All that I am now, can be distilled into that single moment when my mum, sobbing, gently put me down, onto the cold hard concrete floor and left.

I would spend the next 12 years travelling to and fro to the same school on the train and got used to the sick feeling of dread that came with every journey back after the long summer holidays.

The Bishop's Palace stands tall and red bricked, opposite Ely Cathedral which you can just see. I can still map the interior space, as it was when I attended there as a child.
The building, that I knew as the Palace School, is still there, having seen many reincarnations. Every window, tells a story!

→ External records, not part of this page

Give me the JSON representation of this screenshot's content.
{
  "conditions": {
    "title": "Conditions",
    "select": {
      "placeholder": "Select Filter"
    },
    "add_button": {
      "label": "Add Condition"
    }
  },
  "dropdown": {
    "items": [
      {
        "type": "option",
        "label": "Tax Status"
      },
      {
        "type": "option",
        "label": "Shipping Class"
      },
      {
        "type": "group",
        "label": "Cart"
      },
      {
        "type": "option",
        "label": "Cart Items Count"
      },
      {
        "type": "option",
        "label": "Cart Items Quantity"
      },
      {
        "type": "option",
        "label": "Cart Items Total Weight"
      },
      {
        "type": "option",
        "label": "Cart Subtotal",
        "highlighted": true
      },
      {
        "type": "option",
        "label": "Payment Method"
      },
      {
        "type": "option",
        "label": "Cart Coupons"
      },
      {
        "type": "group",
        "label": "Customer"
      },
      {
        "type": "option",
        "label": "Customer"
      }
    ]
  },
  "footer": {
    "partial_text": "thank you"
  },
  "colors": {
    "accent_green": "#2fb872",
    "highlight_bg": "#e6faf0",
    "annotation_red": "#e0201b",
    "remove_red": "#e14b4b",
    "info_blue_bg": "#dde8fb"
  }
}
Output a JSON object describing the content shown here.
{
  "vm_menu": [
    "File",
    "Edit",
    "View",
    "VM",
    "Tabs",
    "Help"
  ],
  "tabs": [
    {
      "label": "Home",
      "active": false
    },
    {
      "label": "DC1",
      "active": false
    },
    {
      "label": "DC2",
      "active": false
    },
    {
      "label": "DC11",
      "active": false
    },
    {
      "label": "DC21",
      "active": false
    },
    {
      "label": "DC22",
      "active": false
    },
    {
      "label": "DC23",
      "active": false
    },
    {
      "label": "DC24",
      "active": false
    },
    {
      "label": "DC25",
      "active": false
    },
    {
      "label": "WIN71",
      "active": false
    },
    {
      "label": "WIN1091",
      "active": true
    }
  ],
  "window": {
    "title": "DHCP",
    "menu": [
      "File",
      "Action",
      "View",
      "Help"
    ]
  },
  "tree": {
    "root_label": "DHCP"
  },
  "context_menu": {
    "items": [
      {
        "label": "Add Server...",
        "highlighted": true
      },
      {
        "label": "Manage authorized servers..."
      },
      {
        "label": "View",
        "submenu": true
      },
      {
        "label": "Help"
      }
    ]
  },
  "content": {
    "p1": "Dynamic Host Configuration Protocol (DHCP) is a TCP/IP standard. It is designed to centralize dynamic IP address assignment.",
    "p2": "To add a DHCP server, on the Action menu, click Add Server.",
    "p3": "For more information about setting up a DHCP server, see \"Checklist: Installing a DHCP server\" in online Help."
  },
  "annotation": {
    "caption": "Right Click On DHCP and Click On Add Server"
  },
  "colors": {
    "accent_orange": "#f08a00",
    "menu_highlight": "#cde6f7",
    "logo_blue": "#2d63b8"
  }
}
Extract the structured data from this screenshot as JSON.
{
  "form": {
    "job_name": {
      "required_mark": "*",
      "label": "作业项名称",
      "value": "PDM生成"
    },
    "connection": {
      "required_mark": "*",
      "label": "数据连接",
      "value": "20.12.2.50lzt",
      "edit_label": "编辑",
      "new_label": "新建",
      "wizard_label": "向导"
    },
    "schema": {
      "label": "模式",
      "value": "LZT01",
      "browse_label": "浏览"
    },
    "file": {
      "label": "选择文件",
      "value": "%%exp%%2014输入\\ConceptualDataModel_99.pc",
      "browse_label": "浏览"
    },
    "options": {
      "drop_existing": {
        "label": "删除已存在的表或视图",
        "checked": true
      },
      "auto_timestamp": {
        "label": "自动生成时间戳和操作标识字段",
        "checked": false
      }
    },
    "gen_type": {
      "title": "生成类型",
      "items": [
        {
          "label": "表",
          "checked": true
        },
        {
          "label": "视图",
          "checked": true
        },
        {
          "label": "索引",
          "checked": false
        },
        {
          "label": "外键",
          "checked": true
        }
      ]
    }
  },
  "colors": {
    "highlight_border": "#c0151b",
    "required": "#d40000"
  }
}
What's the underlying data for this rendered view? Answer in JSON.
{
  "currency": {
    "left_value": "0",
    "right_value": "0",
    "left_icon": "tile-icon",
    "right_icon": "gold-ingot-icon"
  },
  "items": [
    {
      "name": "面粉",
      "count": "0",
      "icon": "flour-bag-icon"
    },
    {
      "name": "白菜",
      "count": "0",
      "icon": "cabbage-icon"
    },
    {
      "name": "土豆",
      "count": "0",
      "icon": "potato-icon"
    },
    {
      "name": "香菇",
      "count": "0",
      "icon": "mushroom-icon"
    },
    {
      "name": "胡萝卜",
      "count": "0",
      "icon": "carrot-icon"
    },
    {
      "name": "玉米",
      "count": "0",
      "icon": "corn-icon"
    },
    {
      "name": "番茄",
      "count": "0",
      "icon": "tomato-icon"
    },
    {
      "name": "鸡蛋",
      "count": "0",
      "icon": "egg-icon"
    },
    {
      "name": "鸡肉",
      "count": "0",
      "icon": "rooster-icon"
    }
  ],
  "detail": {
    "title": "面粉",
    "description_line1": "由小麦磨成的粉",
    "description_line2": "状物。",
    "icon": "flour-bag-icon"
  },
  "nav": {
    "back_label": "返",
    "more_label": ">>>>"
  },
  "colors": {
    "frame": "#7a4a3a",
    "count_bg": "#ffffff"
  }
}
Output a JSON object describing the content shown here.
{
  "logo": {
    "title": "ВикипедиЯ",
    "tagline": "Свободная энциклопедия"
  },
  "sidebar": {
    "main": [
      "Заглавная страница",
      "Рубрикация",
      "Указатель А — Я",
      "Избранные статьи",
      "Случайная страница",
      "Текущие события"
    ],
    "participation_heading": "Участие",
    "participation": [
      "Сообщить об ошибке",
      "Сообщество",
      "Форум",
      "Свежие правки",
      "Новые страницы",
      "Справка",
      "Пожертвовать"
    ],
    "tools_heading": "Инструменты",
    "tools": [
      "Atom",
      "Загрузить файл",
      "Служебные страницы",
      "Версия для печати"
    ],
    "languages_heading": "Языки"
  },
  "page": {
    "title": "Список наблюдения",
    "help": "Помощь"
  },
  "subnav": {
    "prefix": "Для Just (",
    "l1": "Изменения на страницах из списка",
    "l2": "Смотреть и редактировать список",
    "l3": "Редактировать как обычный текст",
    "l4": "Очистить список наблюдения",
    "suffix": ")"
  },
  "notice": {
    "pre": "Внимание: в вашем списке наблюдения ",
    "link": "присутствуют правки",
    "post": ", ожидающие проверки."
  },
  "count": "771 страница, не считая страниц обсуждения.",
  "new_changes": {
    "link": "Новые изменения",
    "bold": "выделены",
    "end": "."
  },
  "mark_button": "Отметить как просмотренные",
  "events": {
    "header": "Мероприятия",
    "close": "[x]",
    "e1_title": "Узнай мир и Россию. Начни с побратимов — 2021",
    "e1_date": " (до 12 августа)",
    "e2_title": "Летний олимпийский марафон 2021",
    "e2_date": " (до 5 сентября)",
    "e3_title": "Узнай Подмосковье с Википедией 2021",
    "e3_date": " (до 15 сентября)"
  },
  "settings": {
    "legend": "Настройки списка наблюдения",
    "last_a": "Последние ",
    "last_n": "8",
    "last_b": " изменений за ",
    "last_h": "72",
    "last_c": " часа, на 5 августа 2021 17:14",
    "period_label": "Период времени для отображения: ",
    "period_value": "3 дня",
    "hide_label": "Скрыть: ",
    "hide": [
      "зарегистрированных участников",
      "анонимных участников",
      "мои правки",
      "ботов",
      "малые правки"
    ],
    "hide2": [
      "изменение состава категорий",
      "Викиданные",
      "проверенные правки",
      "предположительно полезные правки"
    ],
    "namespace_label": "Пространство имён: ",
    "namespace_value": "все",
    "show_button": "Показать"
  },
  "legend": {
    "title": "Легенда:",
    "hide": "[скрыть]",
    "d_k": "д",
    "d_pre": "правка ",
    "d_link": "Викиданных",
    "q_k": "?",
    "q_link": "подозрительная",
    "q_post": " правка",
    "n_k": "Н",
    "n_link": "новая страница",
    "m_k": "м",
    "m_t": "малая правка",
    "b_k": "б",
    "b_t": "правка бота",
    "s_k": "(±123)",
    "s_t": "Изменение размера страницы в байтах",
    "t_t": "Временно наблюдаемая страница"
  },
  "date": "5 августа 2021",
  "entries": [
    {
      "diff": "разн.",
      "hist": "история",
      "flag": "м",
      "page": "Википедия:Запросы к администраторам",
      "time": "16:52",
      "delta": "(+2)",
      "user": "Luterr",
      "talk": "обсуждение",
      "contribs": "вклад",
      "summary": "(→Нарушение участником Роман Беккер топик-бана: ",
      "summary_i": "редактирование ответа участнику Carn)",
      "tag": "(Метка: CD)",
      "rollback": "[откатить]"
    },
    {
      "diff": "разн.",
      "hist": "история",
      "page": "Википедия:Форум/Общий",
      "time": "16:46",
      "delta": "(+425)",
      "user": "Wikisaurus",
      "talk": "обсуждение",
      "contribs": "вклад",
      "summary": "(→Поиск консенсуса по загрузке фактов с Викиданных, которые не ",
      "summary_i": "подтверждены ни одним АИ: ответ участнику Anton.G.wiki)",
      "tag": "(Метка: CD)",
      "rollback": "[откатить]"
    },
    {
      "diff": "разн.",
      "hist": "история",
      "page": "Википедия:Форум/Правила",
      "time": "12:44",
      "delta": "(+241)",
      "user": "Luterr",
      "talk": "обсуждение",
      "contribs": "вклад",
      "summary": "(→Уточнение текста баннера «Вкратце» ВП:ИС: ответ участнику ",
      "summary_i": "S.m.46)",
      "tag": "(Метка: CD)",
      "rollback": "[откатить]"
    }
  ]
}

We often shared the train with kids going back to King’s, a private school in Ely and I remember thinking then, how we were worlds apart. Ironically, the Palace was taken over by King’s some years ago and is now an ‘independent school’

Only now, as a parent myself, can I appreciate how hard it must have been for my mum and my family to let me go at the beginning of each new term.

This poem is dedicated to all the disabled children and their parents, who, like me, had to travel far away from home to be institutionalized and receive a second class education.

Let history remember us!

September Rain

School socked legs pound dew covered pavements
As summer swings stand silent, in the park
And the arc between child and adult narrows
With each marching year that passes,

Leaves burn on trees then fly away on the snappy breeze
To be chased by cars on their dreary-eyed morning
Commute to work; longing for the next opportunity to
Shirk the dreariness of nine to five.

Trains fill with blazers shouting grammar
And privilege in ‘silent only’ carriages,
Where hat-less people smoke,
Much less than they did, when I was young.
   
                                                  
                                              When I was a kid

The summer holidays felt luxuriously long.
Until September pulled my Paddington suitcase
From under the bed and folded name tagged
Pants and vests with sad resigned gentleness.

Then I would feel my heart churn and twist
Deep within my childish chest and I cried for time
To rewind and be lived again.
Fifty years on, those feelings, they still come
Brought on by the harsh September rain.

Black and white photograph of 3 disabled girls smiling at the camera. A group of ten suited men standing behind them, looking quite paternalistic.
This photograph must have been taken early 70s, at school. It is the only one I have. I don”t remember the girl on the left but I think the girl in the middle was called Maria and I am on the right. I must have been about 6 years old. I think the suited men behind us were presenting the school with a donation of some kind.